Advanced Podiatry
2110 Northern Blvd.
Suite 208
Manhasset, NY 11030
(516) 844-0039

Huntington, NY Podiatrist
Advanced Podiatry
181 Main St.
Suite 207
Huntington, NY 11743
(631) 400-3085

Maspeth, NY  Podiatrist
Advanced Podiatry
70-01 Grand Ave
Maspeth, NY 11378
(718) 747-9250

Great Neck, NY Podiatrist
Advanced Podiatry
488 Great Neck Rd.
Great Neck, NY 11021
(516) 544-1731
*moved to Manhasset  

Plainview Office
Advanced Podiatry
875 Old Country Rd
Suite 100
Plainview, NY 11803
(516) 544 -1732

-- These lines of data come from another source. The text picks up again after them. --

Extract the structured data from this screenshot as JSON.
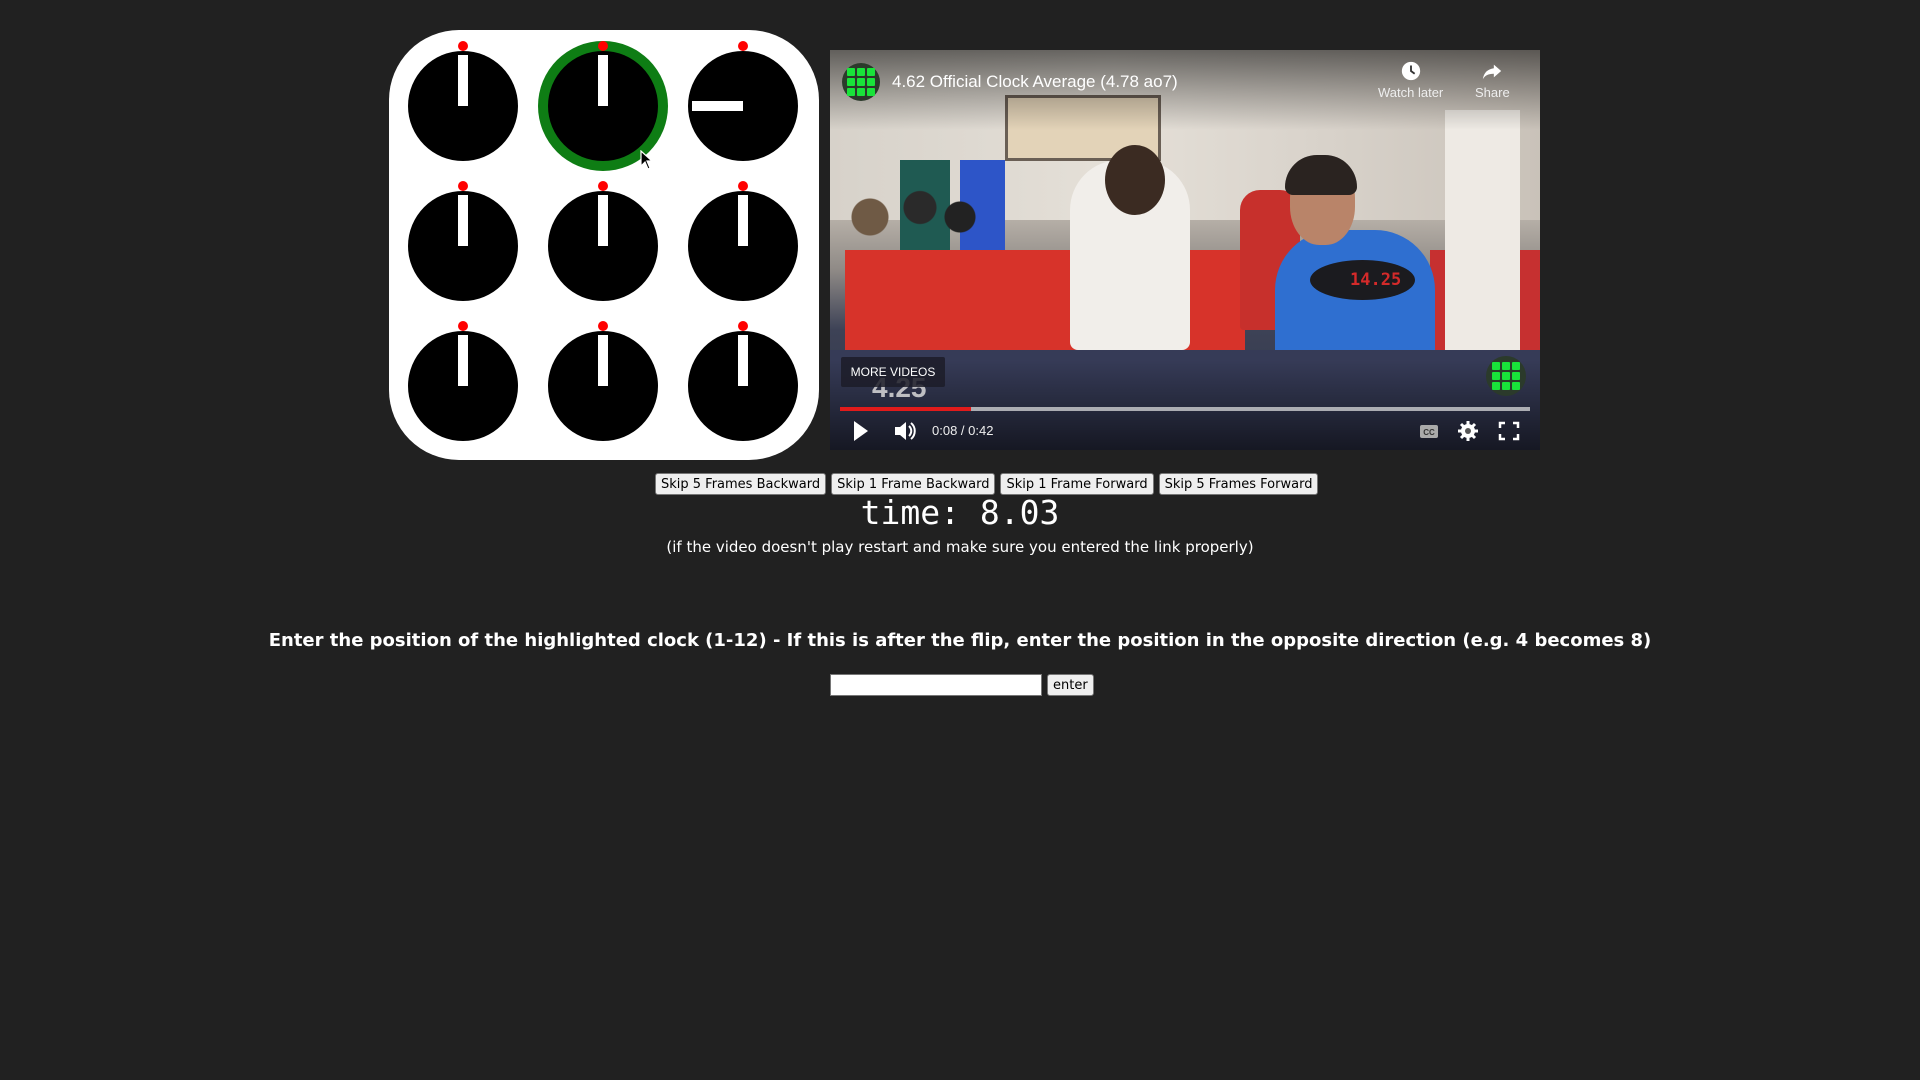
{
  "puzzle": {
    "highlighted_index": 1,
    "clocks": [
      {
        "position": 12,
        "highlighted": false
      },
      {
        "position": 12,
        "highlighted": true
      },
      {
        "position": 9,
        "highlighted": false
      },
      {
        "position": 12,
        "highlighted": false
      },
      {
        "position": 12,
        "highlighted": false
      },
      {
        "position": 12,
        "highlighted": false
      },
      {
        "position": 12,
        "highlighted": false
      },
      {
        "position": 12,
        "highlighted": false
      },
      {
        "position": 12,
        "highlighted": false
      }
    ],
    "colors": {
      "highlight": "#0e7d14",
      "pin": "#ff0000",
      "face": "#000000",
      "hand": "#ffffff"
    }
  },
  "video": {
    "title": "4.62 Official Clock Average (4.78 ao7)",
    "watch_later_label": "Watch later",
    "share_label": "Share",
    "more_videos_label": "MORE VIDEOS",
    "overlay_score": "4.25",
    "timer_digits": "14.25",
    "current_time": "0:08",
    "duration": "0:42",
    "time_readout": "0:08 / 0:42",
    "progress_fraction": 0.19,
    "icons": [
      "play-icon",
      "volume-icon",
      "cc-icon",
      "settings-gear-icon",
      "fullscreen-icon",
      "clock-icon",
      "share-arrow-icon"
    ]
  },
  "frame_controls": {
    "skip5_back": "Skip 5 Frames Backward",
    "skip1_back": "Skip 1 Frame Backward",
    "skip1_fwd": "Skip 1 Frame Forward",
    "skip5_fwd": "Skip 5 Frames Forward"
  },
  "time_display": "time: 8.03",
  "hint": "(if the video doesn't play restart and make sure you entered the link properly)",
  "instructions": "Enter the position of the highlighted clock (1-12) - If this is after the flip, enter the position in the opposite direction (e.g. 4 becomes 8)",
  "answer": {
    "value": "",
    "placeholder": "",
    "submit_label": "enter"
  }
}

Roslyn, NY
1514 Old Northern Blvd
Roslyn, NY 11576
(516) 484-1420
*Moved to Manhasset